I first met Dr. Estes when I lived in Iowa. It was 1958 and I was three years old. My parents had rushed me to our small town hospital late one night after I broke a toe. I remember sitting on my mother’s lap as a young man in a white lab jacket walked into the exam room. Dr. Estes was new in town, and no one really knew much about him. He sat down next to me, and we talked before he wrapped my injured toe in white medical tape. He had straight, jet-black hair and the deepest brown eyes I had ever seen. I don’t remember what he said, or everything that happened, I just remember his smile and gentle manner.
The years past, and Dr. Estes took care of our community. Whenever a child came to see Dr. Estes in his office, Millie, his office nurse, gave the patient cookies. When someone was too sick to come to the office, Dr. Estes made a house call. And if someone was too poor to pay for his services, Dr. Estes took produce or other services in lieu of payment. He took care of everyone regardless of their ability to pay.
When I graduated from high school, I decided to become a nurse. I never thought of nursing as a subservient profession because of Dr. Estes’ relationship with Millie. Yes, she passed out the cookies, but she did a lot more than that. Millie and Dr. Estes worked as partners. Millie had been a nurse a long time, longer than he had been a doctor, and Dr. Estes admired Millie’s wisdom and intelligence. He always treated Millie with the utmost respect.

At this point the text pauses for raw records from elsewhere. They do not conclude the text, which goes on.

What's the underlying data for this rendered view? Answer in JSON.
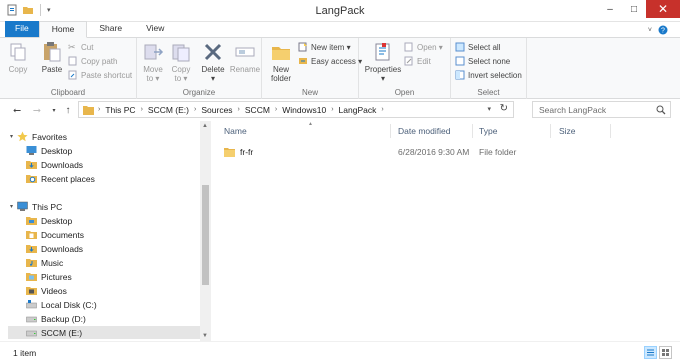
{
  "window": {
    "title": "LangPack",
    "minimize": "–",
    "maximize": "□",
    "close": "✕"
  },
  "ribbon_tabs": [
    "File",
    "Home",
    "Share",
    "View"
  ],
  "ribbon": {
    "clipboard": {
      "label": "Clipboard",
      "copy": "Copy",
      "paste": "Paste",
      "cut": "Cut",
      "copy_path": "Copy path",
      "paste_shortcut": "Paste shortcut"
    },
    "organize": {
      "label": "Organize",
      "move_to": "Move\nto ▾",
      "copy_to": "Copy\nto ▾",
      "delete": "Delete\n▾",
      "rename": "Rename"
    },
    "new": {
      "label": "New",
      "new_folder": "New\nfolder",
      "new_item": "New item ▾",
      "easy_access": "Easy access ▾"
    },
    "open": {
      "label": "Open",
      "properties": "Properties\n▾",
      "open": "Open ▾",
      "edit": "Edit"
    },
    "select": {
      "label": "Select",
      "select_all": "Select all",
      "select_none": "Select none",
      "invert": "Invert selection"
    }
  },
  "address": {
    "breadcrumbs": [
      "This PC",
      "SCCM (E:)",
      "Sources",
      "SCCM",
      "Windows10",
      "LangPack"
    ],
    "search_placeholder": "Search LangPack"
  },
  "nav": {
    "favorites": {
      "label": "Favorites",
      "items": [
        "Desktop",
        "Downloads",
        "Recent places"
      ]
    },
    "this_pc": {
      "label": "This PC",
      "items": [
        "Desktop",
        "Documents",
        "Downloads",
        "Music",
        "Pictures",
        "Videos",
        "Local Disk (C:)",
        "Backup (D:)",
        "SCCM (E:)"
      ]
    }
  },
  "columns": [
    "Name",
    "Date modified",
    "Type",
    "Size"
  ],
  "rows": [
    {
      "name": "fr-fr",
      "date": "6/28/2016 9:30 AM",
      "type": "File folder",
      "size": ""
    }
  ],
  "status": {
    "count": "1 item"
  },
  "icons": {
    "folder": "folder-icon",
    "star": "star-icon",
    "pc": "pc-icon",
    "drive": "drive-icon"
  },
  "colors": {
    "accent": "#1979ca",
    "close": "#c7312b",
    "folder": "#e8b64c",
    "header_text": "#4c607a"
  }
}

I remember everything Dr. Estes and Millie did for me when I was growing up, and I wanted to do the same for others. I wonder how many other people they inspired to become doctors and nurses.